Brad Cooper:

"I found myself being carried along as if by an incoming hurricane, swept along by David's wit and mastery of metaphor. But unlike a hurricane, David did not leave behind a barren wasteland in his wake. Instead, fresh insights from the history of religions sprung up page after page, and an original and cogent argument had grown tall and strong as a redwood when the winds finally died down . . .

"At one point, I was thinking to myself: "I can't remember the last time I enjoyed reading a book this much." (And I read a lot.) Then I remembered that it was when I read Chesterton's Orthodoxy. Quite honestly, I think this book even surpasses that for me."

Randal Rauser, Canadian philosopher:

"For some time now, Christianity’s cultured despisers have claimed that the Christian faith fails the so-called outsider test for faith. In this delightful riposte, David Marshall demonstrates the opposite is the case: Christianity, of all faiths, is most adept to pass this test. Nor is this a dry academic volume: Marshall presents his case with rhetorical wit and the cosmopolitan vision of a true world citizen. A must have for any apologist."

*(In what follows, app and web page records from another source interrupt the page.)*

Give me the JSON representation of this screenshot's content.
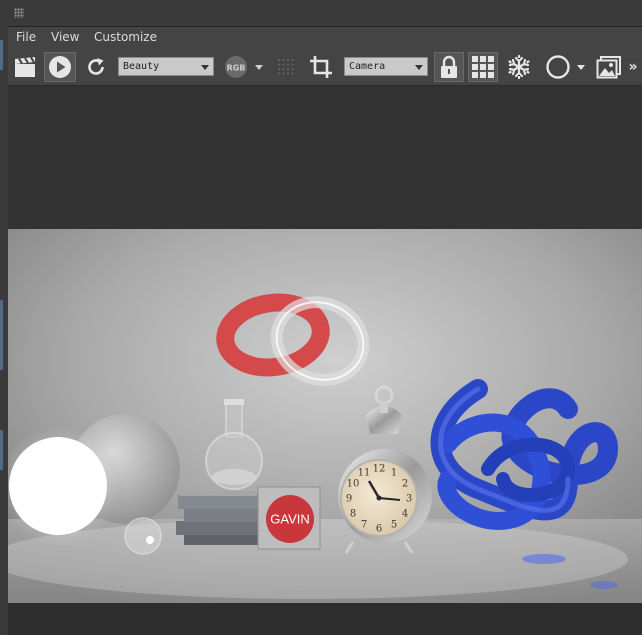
{
  "menu": {
    "items": [
      {
        "label": "File"
      },
      {
        "label": "View"
      },
      {
        "label": "Customize"
      }
    ]
  },
  "toolbar": {
    "render_channel": "Beauty",
    "color_mode": "RGB",
    "camera": "Camera",
    "overflow": "»"
  },
  "render": {
    "box_label": "GAVIN",
    "clock_numbers": [
      "12",
      "1",
      "2",
      "3",
      "4",
      "5",
      "6",
      "7",
      "8",
      "9",
      "10",
      "11"
    ]
  },
  "colors": {
    "panel": "#444444",
    "viewport_bg": "#333333",
    "torus_red": "#d44a4a",
    "knot_blue": "#2b47c8",
    "badge_red": "#c8373b"
  }
}
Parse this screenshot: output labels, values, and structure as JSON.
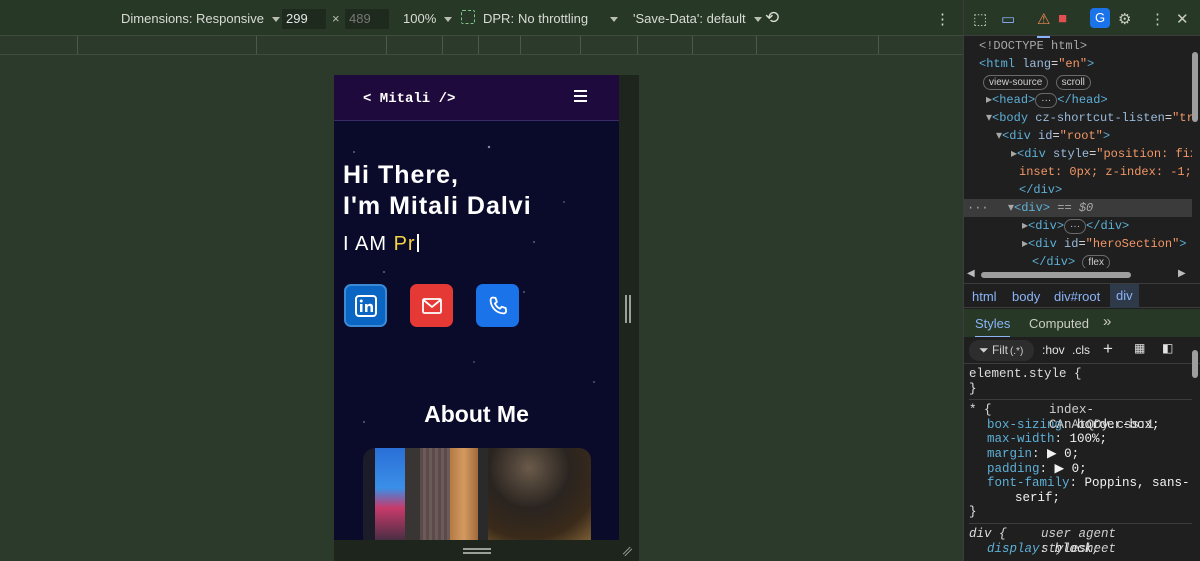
{
  "toolbar": {
    "dimensions_label": "Dimensions:",
    "dimensions_value": "Responsive",
    "width": "299",
    "times": "×",
    "height": "489",
    "zoom": "100%",
    "dpr_label": "DPR:",
    "throttling": "No throttling",
    "save_data": "'Save-Data': default",
    "more": "⋮"
  },
  "site": {
    "logo": "< Mitali />",
    "hero_line1": "Hi There,",
    "hero_line2": "I'm Mitali Dalvi",
    "sub_prefix": "I AM ",
    "sub_typed": "Pr",
    "about_title": "About Me",
    "colors": {
      "nav": "#1e0a3c",
      "bg": "#0a0a2a",
      "linkedin": "#0a66c2",
      "mail": "#e53935",
      "phone": "#1a73e8",
      "typed": "#f5d442"
    },
    "social": [
      {
        "name": "linkedin-icon",
        "glyph": "in"
      },
      {
        "name": "mail-icon",
        "glyph": "✉"
      },
      {
        "name": "phone-icon",
        "glyph": "✆"
      }
    ]
  },
  "devtools": {
    "dom": {
      "doctype": "<!DOCTYPE html>",
      "html_open": "<html",
      "lang_attr": "lang",
      "lang_val": "\"en\"",
      "close_gt": ">",
      "view_source": "view-source",
      "scroll": "scroll",
      "head": "<head>",
      "head_close": "</head>",
      "body_open": "<body",
      "body_attr": "cz-shortcut-listen",
      "body_val": "\"tru",
      "div_root": "<div",
      "id_attr": "id",
      "root_val": "\"root\"",
      "style_attr": "style",
      "style_val": "\"position: fix",
      "style_cont": "inset: 0px; z-index: -1;\"",
      "div_close": "</div>",
      "div_sel": "<div>",
      "sel_eq": "== $0",
      "div_inner": "<div>",
      "hero_val": "\"heroSection\"",
      "flex": "flex",
      "ellipsis": "…",
      "dots": "···"
    },
    "breadcrumbs": [
      "html",
      "body",
      "div#root",
      "div"
    ],
    "tabs": {
      "styles": "Styles",
      "computed": "Computed",
      "more": "»"
    },
    "filter": {
      "placeholder": "Filt",
      "regex": "(.*)",
      "hov": ":hov",
      "cls": ".cls",
      "plus": "+"
    },
    "styles": {
      "element_style": "element.style {",
      "close": "}",
      "star_selector": "* {",
      "source": "index-CAnAtQDy.css:1",
      "rules": [
        {
          "prop": "box-sizing",
          "val": "border-box;"
        },
        {
          "prop": "max-width",
          "val": "100%;"
        },
        {
          "prop": "margin",
          "val": "▶ 0;"
        },
        {
          "prop": "padding",
          "val": "▶ 0;"
        },
        {
          "prop": "font-family",
          "val": "Poppins, sans-"
        }
      ],
      "font_cont": "serif;",
      "div_selector": "div {",
      "ua": "user agent stylesheet",
      "display_prop": "display",
      "display_val": "block;"
    }
  }
}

Ivan Satyavrata, theologian, Chairman, Kolkata Mission of Mercy:

"Marshall’s undertaking is breath-taking in its scope, as he brings together an amazing array of factual evidence from history, literature, religions and an unbelievable diversity of other sources in a brilliantly woven case that effectively invalidates the sceptical claim that people of faith live in a `closed door’ universe that could never survive the rigorous intellectual scrutiny of the `Outsider Test’. Marshall is uniquely gifted as a writer – his careful scholarship, depth of insight and logical analysis is matched only by his illustrative genius as he skilfully blends inspired prose and vivid imagination in a much-needed, readable counter to the contemporary assault of the new atheists. This is a book you will not want to put down once you begin to read it, and a `must-read’ for any thoughtful follower of Christ. It has immense value both as a apologetic and pastoral tool - to help demolish obstacles to faith among genuine skeptics, and to encourage the weak and equip the strong within the community of faith."

Tom Gilson, Thinking Christian blog:

"In the earliest days of the church there was a skeptic named Celsus whose works have been lost, and whose name would be forgotten had not Origen written his important rebuttal, Contra Celsus . . . Much as Celsus has become a footnote to Origen, I suspect (skeptic John) Loftus is destined to become a footnote to Marshall . . . an outstanding read by a terrific storyteller, broad in scope, great in depth."